**EXERCISE:**
What is needed is an exact copy of every entry, without the pictures.

Page and application data records
####
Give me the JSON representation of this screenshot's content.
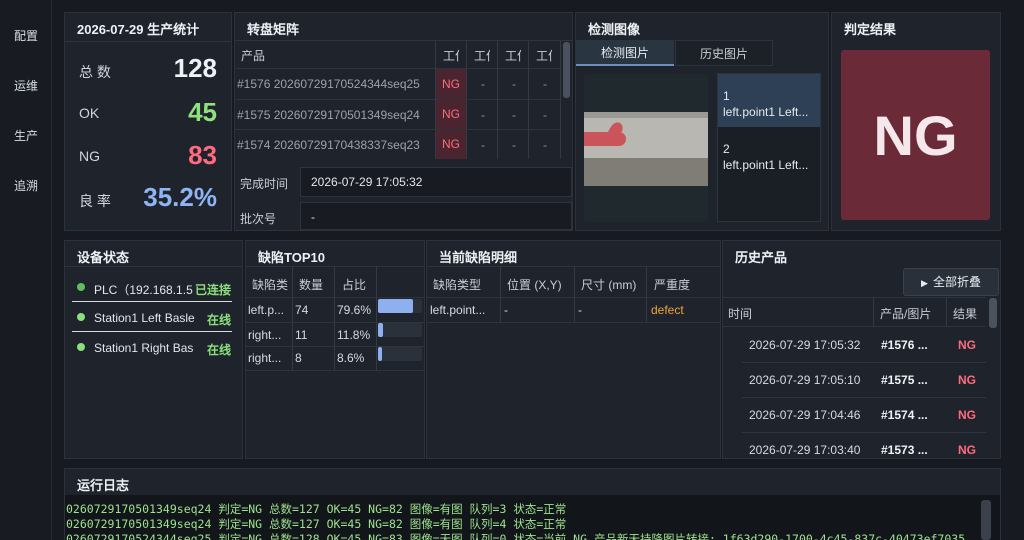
{
  "sidebar": {
    "items": [
      "配置",
      "运维",
      "生产",
      "追溯"
    ]
  },
  "stats": {
    "title": "2026-07-29 生产统计",
    "total_label": "总 数",
    "total_value": "128",
    "ok_label": "OK",
    "ok_value": "45",
    "ng_label": "NG",
    "ng_value": "83",
    "rate_label": "良 率",
    "rate_value": "35.2%"
  },
  "matrix": {
    "title": "转盘矩阵",
    "headers": [
      "产品",
      "工位",
      "工位",
      "工位",
      "工位"
    ],
    "rows": [
      {
        "product": "#1576 20260729170524344seq25",
        "s1": "NG",
        "s2": "-",
        "s3": "-",
        "s4": "-"
      },
      {
        "product": "#1575 20260729170501349seq24",
        "s1": "NG",
        "s2": "-",
        "s3": "-",
        "s4": "-"
      },
      {
        "product": "#1574 20260729170438337seq23",
        "s1": "NG",
        "s2": "-",
        "s3": "-",
        "s4": "-"
      }
    ],
    "finish_label": "完成时间",
    "finish_value": "2026-07-29 17:05:32",
    "batch_label": "批次号",
    "batch_value": "-"
  },
  "detect": {
    "title": "检测图像",
    "tab_current": "检测图片",
    "tab_history": "历史图片",
    "items": [
      {
        "num": "1",
        "label": "left.point1 Left..."
      },
      {
        "num": "2",
        "label": "left.point1 Left..."
      }
    ]
  },
  "judge": {
    "title": "判定结果",
    "result": "NG",
    "color": "#6b2a37"
  },
  "device": {
    "title": "设备状态",
    "items": [
      {
        "name": "PLC（192.168.1.5",
        "status": "已连接",
        "dot": "#5fbf5a"
      },
      {
        "name": "Station1 Left Basle",
        "status": "在线",
        "dot": "#8be07c"
      },
      {
        "name": "Station1 Right Bas",
        "status": "在线",
        "dot": "#8be07c"
      }
    ]
  },
  "top10": {
    "title": "缺陷TOP10",
    "headers": [
      "缺陷类",
      "数量",
      "占比"
    ],
    "rows": [
      {
        "type": "left.p...",
        "count": "74",
        "pct": "79.6%",
        "ratio": 0.796
      },
      {
        "type": "right...",
        "count": "11",
        "pct": "11.8%",
        "ratio": 0.118
      },
      {
        "type": "right...",
        "count": "8",
        "pct": "8.6%",
        "ratio": 0.086
      }
    ]
  },
  "current": {
    "title": "当前缺陷明细",
    "headers": [
      "缺陷类型",
      "位置 (X,Y)",
      "尺寸 (mm)",
      "严重度"
    ],
    "rows": [
      {
        "type": "left.point...",
        "pos": "-",
        "size": "-",
        "severity": "defect"
      }
    ]
  },
  "history": {
    "title": "历史产品",
    "collapse_label": "全部折叠",
    "headers": [
      "时间",
      "产品/图片",
      "结果"
    ],
    "rows": [
      {
        "time": "2026-07-29 17:05:32",
        "product": "#1576 ...",
        "result": "NG"
      },
      {
        "time": "2026-07-29 17:05:10",
        "product": "#1575 ...",
        "result": "NG"
      },
      {
        "time": "2026-07-29 17:04:46",
        "product": "#1574 ...",
        "result": "NG"
      },
      {
        "time": "2026-07-29 17:03:40",
        "product": "#1573 ...",
        "result": "NG"
      }
    ]
  },
  "log": {
    "title": "运行日志",
    "lines": [
      "0260729170501349seq24 判定=NG 总数=127 OK=45 NG=82 图像=有图 队列=3 状态=正常",
      "0260729170501349seq24 判定=NG 总数=127 OK=45 NG=82 图像=有图 队列=4 状态=正常",
      "0260729170524344seq25 判定=NG 总数=128 OK=45 NG=83 图像=无图 队列=0 状态=当前 NG 产品新无持降图片转接: 1f63d290-1700-4c45-837c-40473ef7035"
    ]
  }
}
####
**OUTPUT:**
Give me the JSON representation of this screenshot's content.
{
  "sidebar": {
    "items": [
      "配置",
      "运维",
      "生产",
      "追溯"
    ]
  },
  "stats": {
    "title": "2026-07-29 生产统计",
    "total_label": "总 数",
    "total_value": "128",
    "ok_label": "OK",
    "ok_value": "45",
    "ng_label": "NG",
    "ng_value": "83",
    "rate_label": "良 率",
    "rate_value": "35.2%"
  },
  "matrix": {
    "title": "转盘矩阵",
    "headers": [
      "产品",
      "工位",
      "工位",
      "工位",
      "工位"
    ],
    "rows": [
      {
        "product": "#1576 20260729170524344seq25",
        "s1": "NG",
        "s2": "-",
        "s3": "-",
        "s4": "-"
      },
      {
        "product": "#1575 20260729170501349seq24",
        "s1": "NG",
        "s2": "-",
        "s3": "-",
        "s4": "-"
      },
      {
        "product": "#1574 20260729170438337seq23",
        "s1": "NG",
        "s2": "-",
        "s3": "-",
        "s4": "-"
      }
    ],
    "finish_label": "完成时间",
    "finish_value": "2026-07-29 17:05:32",
    "batch_label": "批次号",
    "batch_value": "-"
  },
  "detect": {
    "title": "检测图像",
    "tab_current": "检测图片",
    "tab_history": "历史图片",
    "items": [
      {
        "num": "1",
        "label": "left.point1 Left..."
      },
      {
        "num": "2",
        "label": "left.point1 Left..."
      }
    ]
  },
  "judge": {
    "title": "判定结果",
    "result": "NG",
    "color": "#6b2a37"
  },
  "device": {
    "title": "设备状态",
    "items": [
      {
        "name": "PLC（192.168.1.5",
        "status": "已连接",
        "dot": "#5fbf5a"
      },
      {
        "name": "Station1 Left Basle",
        "status": "在线",
        "dot": "#8be07c"
      },
      {
        "name": "Station1 Right Bas",
        "status": "在线",
        "dot": "#8be07c"
      }
    ]
  },
  "top10": {
    "title": "缺陷TOP10",
    "headers": [
      "缺陷类",
      "数量",
      "占比"
    ],
    "rows": [
      {
        "type": "left.p...",
        "count": "74",
        "pct": "79.6%",
        "ratio": 0.796
      },
      {
        "type": "right...",
        "count": "11",
        "pct": "11.8%",
        "ratio": 0.118
      },
      {
        "type": "right...",
        "count": "8",
        "pct": "8.6%",
        "ratio": 0.086
      }
    ]
  },
  "current": {
    "title": "当前缺陷明细",
    "headers": [
      "缺陷类型",
      "位置 (X,Y)",
      "尺寸 (mm)",
      "严重度"
    ],
    "rows": [
      {
        "type": "left.point...",
        "pos": "-",
        "size": "-",
        "severity": "defect"
      }
    ]
  },
  "history": {
    "title": "历史产品",
    "collapse_label": "全部折叠",
    "headers": [
      "时间",
      "产品/图片",
      "结果"
    ],
    "rows": [
      {
        "time": "2026-07-29 17:05:32",
        "product": "#1576 ...",
        "result": "NG"
      },
      {
        "time": "2026-07-29 17:05:10",
        "product": "#1575 ...",
        "result": "NG"
      },
      {
        "time": "2026-07-29 17:04:46",
        "product": "#1574 ...",
        "result": "NG"
      },
      {
        "time": "2026-07-29 17:03:40",
        "product": "#1573 ...",
        "result": "NG"
      }
    ]
  },
  "log": {
    "title": "运行日志",
    "lines": [
      "0260729170501349seq24 判定=NG 总数=127 OK=45 NG=82 图像=有图 队列=3 状态=正常",
      "0260729170501349seq24 判定=NG 总数=127 OK=45 NG=82 图像=有图 队列=4 状态=正常",
      "0260729170524344seq25 判定=NG 总数=128 OK=45 NG=83 图像=无图 队列=0 状态=当前 NG 产品新无持降图片转接: 1f63d290-1700-4c45-837c-40473ef7035"
    ]
  }
}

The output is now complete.